Though, unlike hibernation, brumation does not last as long and the lizard will wake up from time to time to eat and drink. When the brumation period is over, the lizards will mate.

The female will lay 2 to 13 eggs in moist sand or soil. After about 2 months, tiny lizards will hatch ready to fen for themselves. This species is quite stable and not considered at risk.

3. Greater Short-Horned Lizard

Greater short-horned lizard
Greater short-horned lizard | image by Patrick Alexander via Flickr

Scientific name: Phrynosoma hernandesi

The Greater Short-horned Lizard was named in honor of Spanish doctor Francisco Hernández, who was the first to publish an article about the species in 1615.

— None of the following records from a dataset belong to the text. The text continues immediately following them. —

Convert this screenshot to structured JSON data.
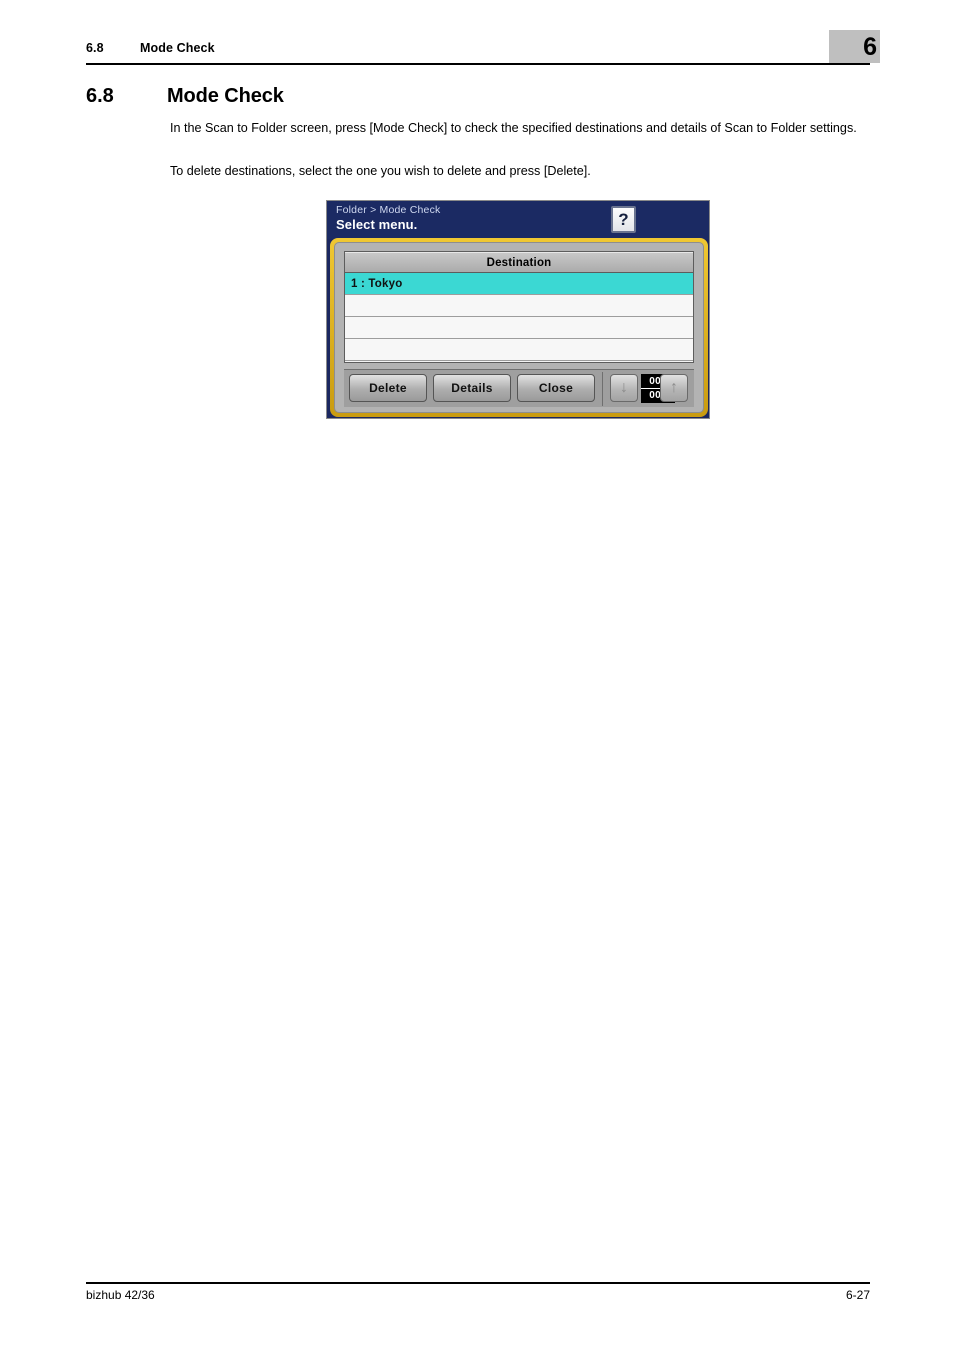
{
  "header": {
    "section_number": "6.8",
    "section_title": "Mode Check",
    "chapter_number": "6"
  },
  "section": {
    "number": "6.8",
    "title": "Mode Check"
  },
  "body": {
    "paragraph_1": "In the Scan to Folder screen, press [Mode Check] to check the specified destinations and details of Scan to Folder settings.",
    "paragraph_2": "To delete destinations, select the one you wish to delete and press [Delete]."
  },
  "device_panel": {
    "breadcrumb": "Folder > Mode Check",
    "prompt": "Select menu.",
    "help_icon": "?",
    "list": {
      "column_header": "Destination",
      "rows": [
        {
          "label": "1 : Tokyo",
          "selected": true
        },
        {
          "label": "",
          "selected": false
        },
        {
          "label": "",
          "selected": false
        },
        {
          "label": "",
          "selected": false
        }
      ]
    },
    "buttons": {
      "delete": "Delete",
      "details": "Details",
      "close": "Close"
    },
    "navigation": {
      "down_arrow": "↓",
      "up_arrow": "↑",
      "current_page": "001",
      "total_pages": "001"
    },
    "colors": {
      "titlebar": "#1b2a63",
      "frame_gold": "#e8b923",
      "selected_row": "#3bd8d3",
      "panel_gray": "#b3b3b3"
    }
  },
  "footer": {
    "model": "bizhub 42/36",
    "page_number": "6-27"
  }
}
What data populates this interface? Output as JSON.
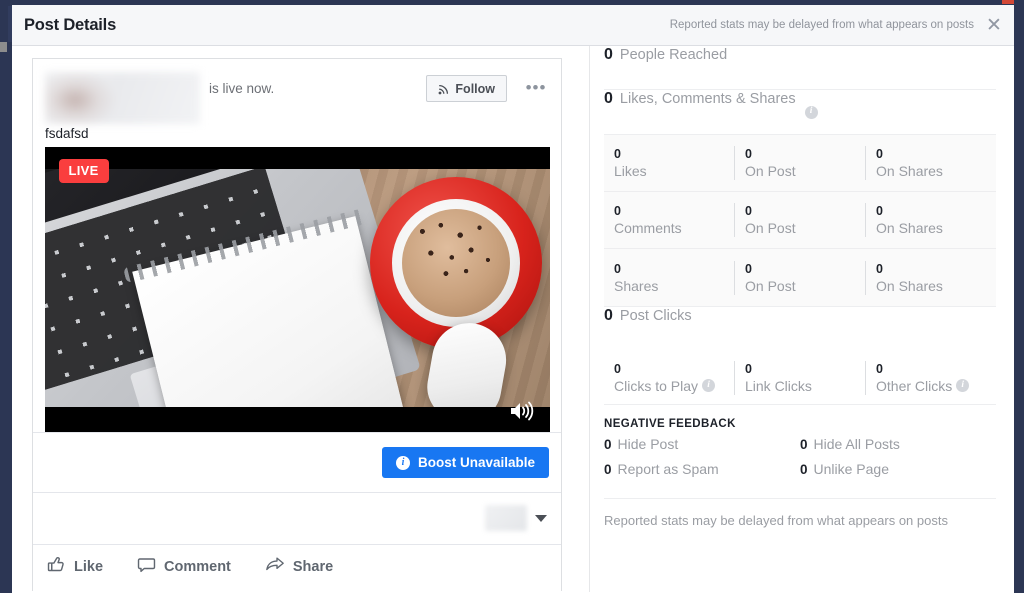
{
  "header": {
    "title": "Post Details",
    "note": "Reported stats may be delayed from what appears on posts",
    "close_icon": "close-icon",
    "close_glyph": "✕"
  },
  "post": {
    "author_name": "",
    "status_text": "is live now.",
    "message": "fsdafsd",
    "follow_label": "Follow",
    "follow_icon": "rss-icon",
    "more_icon": "ellipsis-icon",
    "more_glyph": "•••",
    "live_badge": "LIVE",
    "volume_icon": "volume-icon",
    "media_alt": "laptop keyboard with notepad, red coffee cup and white mouse on wooden desk",
    "boost_label": "Boost Unavailable",
    "boost_info_glyph": "i",
    "audience_caret_icon": "chevron-down-icon",
    "actions": [
      {
        "label": "Like",
        "icon": "thumbs-up-icon"
      },
      {
        "label": "Comment",
        "icon": "comment-bubble-icon"
      },
      {
        "label": "Share",
        "icon": "share-arrow-icon"
      }
    ]
  },
  "insights": {
    "reach": {
      "value": "0",
      "label": "People Reached"
    },
    "engagement": {
      "value": "0",
      "label": "Likes, Comments & Shares",
      "info": true
    },
    "breakdown": [
      {
        "primary": {
          "value": "0",
          "label": "Likes"
        },
        "on_post": {
          "value": "0",
          "label": "On Post"
        },
        "on_shares": {
          "value": "0",
          "label": "On Shares"
        }
      },
      {
        "primary": {
          "value": "0",
          "label": "Comments"
        },
        "on_post": {
          "value": "0",
          "label": "On Post"
        },
        "on_shares": {
          "value": "0",
          "label": "On Shares"
        }
      },
      {
        "primary": {
          "value": "0",
          "label": "Shares"
        },
        "on_post": {
          "value": "0",
          "label": "On Post"
        },
        "on_shares": {
          "value": "0",
          "label": "On Shares"
        }
      }
    ],
    "post_clicks": {
      "value": "0",
      "label": "Post Clicks"
    },
    "clicks_breakdown": [
      {
        "value": "0",
        "label": "Clicks to Play",
        "info": true
      },
      {
        "value": "0",
        "label": "Link Clicks",
        "info": false
      },
      {
        "value": "0",
        "label": "Other Clicks",
        "info": true
      }
    ],
    "negative_feedback": {
      "title": "NEGATIVE FEEDBACK",
      "items": [
        {
          "value": "0",
          "label": "Hide Post"
        },
        {
          "value": "0",
          "label": "Hide All Posts"
        },
        {
          "value": "0",
          "label": "Report as Spam"
        },
        {
          "value": "0",
          "label": "Unlike Page"
        }
      ]
    },
    "footer_note": "Reported stats may be delayed from what appears on posts"
  },
  "colors": {
    "brand_blue": "#1877f2",
    "chrome_navy": "#2c3654",
    "live_red": "#fa3e3e",
    "text_primary": "#1d2129",
    "text_muted": "#9a9da3"
  }
}
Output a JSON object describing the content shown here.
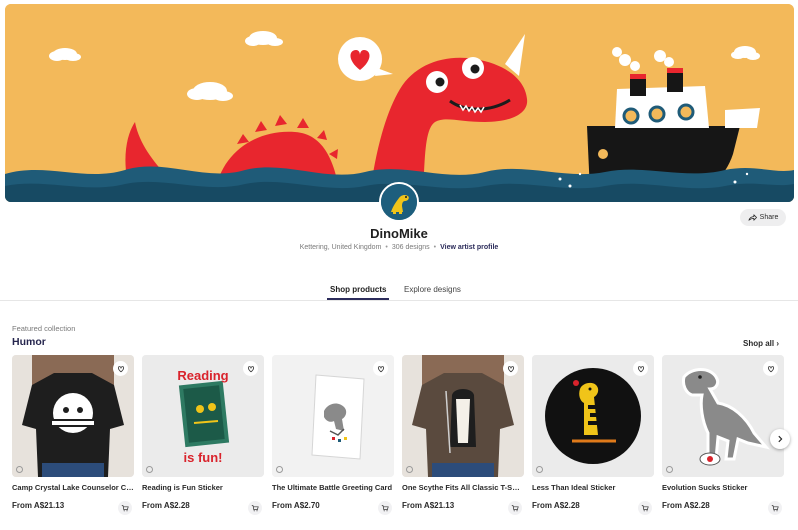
{
  "artist": {
    "name": "DinoMike",
    "location": "Kettering, United Kingdom",
    "designs": "306 designs",
    "view_profile": "View artist profile"
  },
  "actions": {
    "share_label": "Share"
  },
  "tabs": [
    {
      "label": "Shop products",
      "active": true
    },
    {
      "label": "Explore designs",
      "active": false
    }
  ],
  "collection": {
    "featured_label": "Featured collection",
    "title": "Humor",
    "shop_all": "Shop all"
  },
  "products": [
    {
      "title": "Camp Crystal Lake Counselor Classic T-Shirt",
      "price": "From A$21.13"
    },
    {
      "title": "Reading is Fun Sticker",
      "price": "From A$2.28",
      "art_text": [
        "Reading",
        "is fun!"
      ]
    },
    {
      "title": "The Ultimate Battle Greeting Card",
      "price": "From A$2.70"
    },
    {
      "title": "One Scythe Fits All Classic T-Shirt",
      "price": "From A$21.13"
    },
    {
      "title": "Less Than Ideal Sticker",
      "price": "From A$2.28"
    },
    {
      "title": "Evolution Sucks Sticker",
      "price": "From A$2.28"
    }
  ],
  "colors": {
    "accent": "#2b2b5a",
    "banner_sky": "#f3b95a",
    "dino_red": "#e8262e",
    "sea": "#1f5b78"
  },
  "icons": [
    "share-icon",
    "heart-icon",
    "cart-icon",
    "chevron-right-icon",
    "info-icon"
  ]
}
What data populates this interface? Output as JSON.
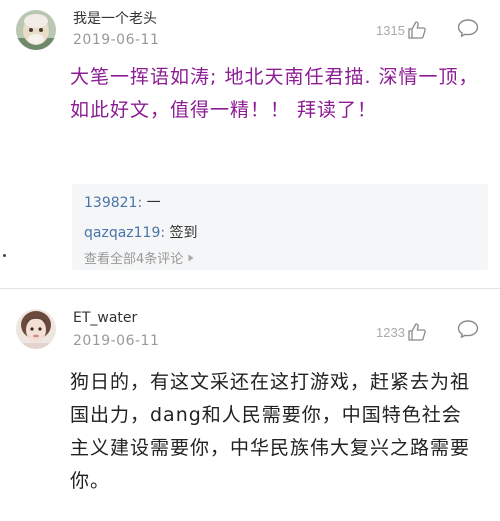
{
  "comments": [
    {
      "username": "我是一个老头",
      "date": "2019-06-11",
      "likes": "1315",
      "text": "大笔一挥语如涛; 地北天南任君描. 深情一顶，如此好文，值得一精！！ 拜读了！",
      "avatar_icon": "avatar-image",
      "like_icon": "thumbs-up-icon",
      "reply_icon": "speech-bubble-icon",
      "text_color": "#8c1c94",
      "replies": [
        {
          "name": "139821",
          "sep": ":",
          "text": " 一"
        },
        {
          "name": "qazqaz119",
          "sep": ":",
          "text": " 签到"
        }
      ],
      "view_all": "查看全部4条评论",
      "view_all_icon": "triangle-right-icon"
    },
    {
      "username": "ET_water",
      "date": "2019-06-11",
      "likes": "1233",
      "text": "狗日的，有这文采还在这打游戏，赶紧去为祖国出力，dang和人民需要你，中国特色社会主义建设需要你，中华民族伟大复兴之路需要你。",
      "avatar_icon": "avatar-image",
      "like_icon": "thumbs-up-icon",
      "reply_icon": "speech-bubble-icon",
      "text_color": "#222222"
    }
  ]
}
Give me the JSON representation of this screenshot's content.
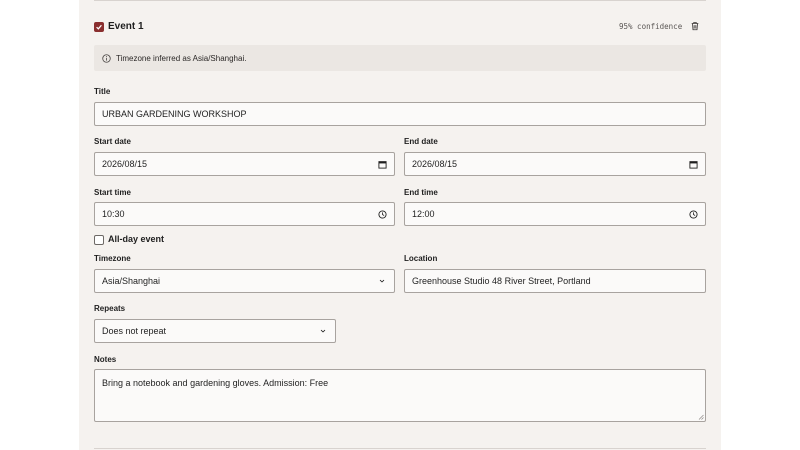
{
  "event": {
    "checked": true,
    "title": "Event 1",
    "confidence": "95% confidence"
  },
  "notice": {
    "icon": "info-icon",
    "text": "Timezone inferred as Asia/Shanghai."
  },
  "form": {
    "title": {
      "label": "Title",
      "value": "URBAN GARDENING WORKSHOP"
    },
    "start_date": {
      "label": "Start date",
      "value": "2026/08/15",
      "icon": "calendar-icon"
    },
    "end_date": {
      "label": "End date",
      "value": "2026/08/15",
      "icon": "calendar-icon"
    },
    "start_time": {
      "label": "Start time",
      "value": "10:30",
      "icon": "clock-icon"
    },
    "end_time": {
      "label": "End time",
      "value": "12:00",
      "icon": "clock-icon"
    },
    "all_day": {
      "label": "All-day event",
      "checked": false
    },
    "timezone": {
      "label": "Timezone",
      "value": "Asia/Shanghai",
      "icon": "chevron-down-icon"
    },
    "location": {
      "label": "Location",
      "value": "Greenhouse Studio 48 River Street, Portland"
    },
    "repeats": {
      "label": "Repeats",
      "value": "Does not repeat",
      "icon": "chevron-down-icon"
    },
    "notes": {
      "label": "Notes",
      "value": "Bring a notebook and gardening gloves. Admission: Free"
    }
  },
  "colors": {
    "accent": "#8a2f2f",
    "panel_bg": "#f5f2ef",
    "notice_bg": "#ebe7e3",
    "field_border": "#a8a39f"
  }
}
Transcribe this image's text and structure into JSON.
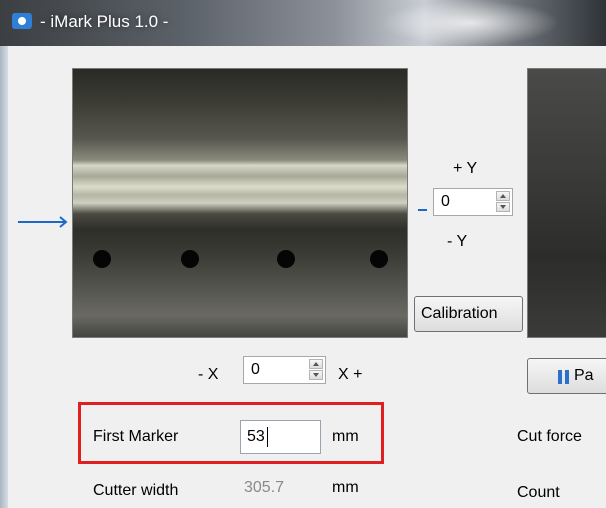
{
  "window": {
    "title": "- iMark Plus 1.0 -"
  },
  "colors": {
    "highlight": "#e02020",
    "accent": "#1e68c8"
  },
  "y_control": {
    "plus_label": "+ Y",
    "minus_label": "- Y",
    "value": "0"
  },
  "x_control": {
    "minus_label": "- X",
    "plus_label": "X +",
    "value": "0"
  },
  "calibration_button": {
    "label": "Calibration"
  },
  "pause_button": {
    "label": "Pa"
  },
  "first_marker": {
    "label": "First Marker",
    "value": "53",
    "unit": "mm"
  },
  "cutter_width": {
    "label": "Cutter width",
    "value": "305.7",
    "unit": "mm"
  },
  "right_panel": {
    "cut_force_label": "Cut force",
    "count_label": "Count"
  },
  "icons": {
    "app": "eye-icon",
    "arrow": "arrow-right-icon",
    "pause": "pause-icon"
  }
}
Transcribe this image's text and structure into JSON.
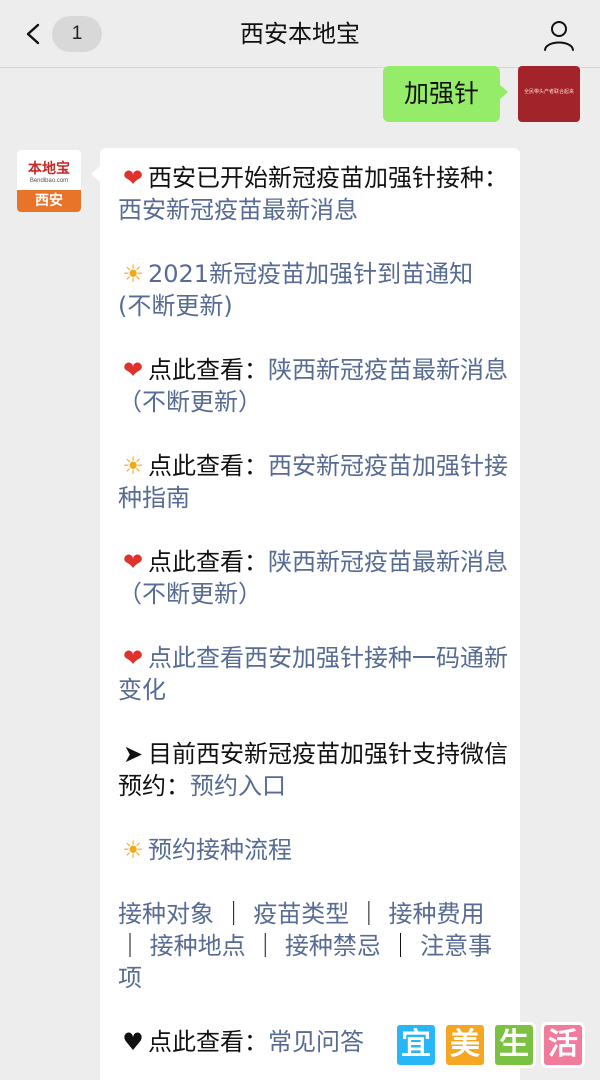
{
  "header": {
    "title": "西安本地宝",
    "unread_count": "1"
  },
  "outgoing": {
    "text": "加强针",
    "avatar_text": "全民带头产者联合起来"
  },
  "incoming": {
    "avatar_logo": "本地宝",
    "avatar_sub": "Bendibao.com",
    "avatar_city": "西安",
    "paragraphs": [
      {
        "emoji": "❤",
        "prefix": "西安已开始新冠疫苗加强针接种：",
        "link": "西安新冠疫苗最新消息"
      },
      {
        "emoji": "☀",
        "prefix": "",
        "link": "2021新冠疫苗加强针到苗通知 (不断更新)"
      },
      {
        "emoji": "❤",
        "prefix": "点此查看：",
        "link": "陕西新冠疫苗最新消息（不断更新）"
      },
      {
        "emoji": "☀",
        "prefix": "点此查看：",
        "link": "西安新冠疫苗加强针接种指南"
      },
      {
        "emoji": "❤",
        "prefix": "点此查看：",
        "link": "陕西新冠疫苗最新消息（不断更新）"
      },
      {
        "emoji": "❤",
        "prefix": "",
        "link": "点此查看西安加强针接种一码通新变化"
      },
      {
        "emoji": "➤",
        "prefix": "目前西安新冠疫苗加强针支持微信预约：",
        "link": "预约入口"
      },
      {
        "emoji": "☀",
        "prefix": "",
        "link": "预约接种流程"
      }
    ],
    "topic_links": [
      "接种对象",
      "疫苗类型",
      "接种费用",
      "接种地点",
      "接种禁忌",
      "注意事项"
    ],
    "last": {
      "emoji": "♥",
      "prefix": "点此查看：",
      "link": "常见问答"
    }
  },
  "watermark": {
    "chars": [
      "宜",
      "美",
      "生",
      "活"
    ],
    "colors": [
      "#29b6f6",
      "#f5a623",
      "#7cc242",
      "#f27a9a"
    ]
  },
  "colors": {
    "link": "#576b95",
    "bubble_out": "#95ec69",
    "background": "#ededed"
  }
}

These lizards are about 2.5 to 5 inches long and have small pointed scales and horns around their head and down their back. With flat bodies and short legs, they are considered squat lizards. Colors vary from yellow to reddish brown but will become more vibrant when scared.

Feeding primarily on ants, the Short Horned lizard will also eat grasshoppers, beetles, and bees. Typically, they will not hunt or forage for their prey. Rather, they’ll sit and wait for it to come near them.

Defense includes inflating their bodies and shooting blood like other horned lizards, as well as simply rolling on their backs and playing dead. These defenses are helpful against predators like snakes.

The Great Short-Horned lizards mate in the spring. Females give birth to an average of 13 to 16 living offspring at a time. Though it can be as much as 45. Newborns are able to take care of themselves within a few hours.

General Information About Horned Lizards

Horned lizards, in general, dating back (according to fossil records) over 1 million years.

There is evidence that the horned lizard was held in high regard by many ancient cultures. The people of Mexico put the horned lizard on petroglyphs, assorted pottery, and effigy bowls. Revering its ability to weep blood.

The Navaho and Hopi cultures used horned lizards in their ceremonies as symbols of strength. Believing they had the power to cure the sick.

Today, though they are found in many states, like California, Arizona, New Mexico, Utah, Washington, and Colorado, some of the horned lizard species have been dwindling. Many factors are contributing to this.

Often, due to their small size, they are scooped up for illegal pet ownership. Increased pesticide use is killing off their food source, specifically the red harvester ants.  Residential and commercial development is encroaching on their habitats.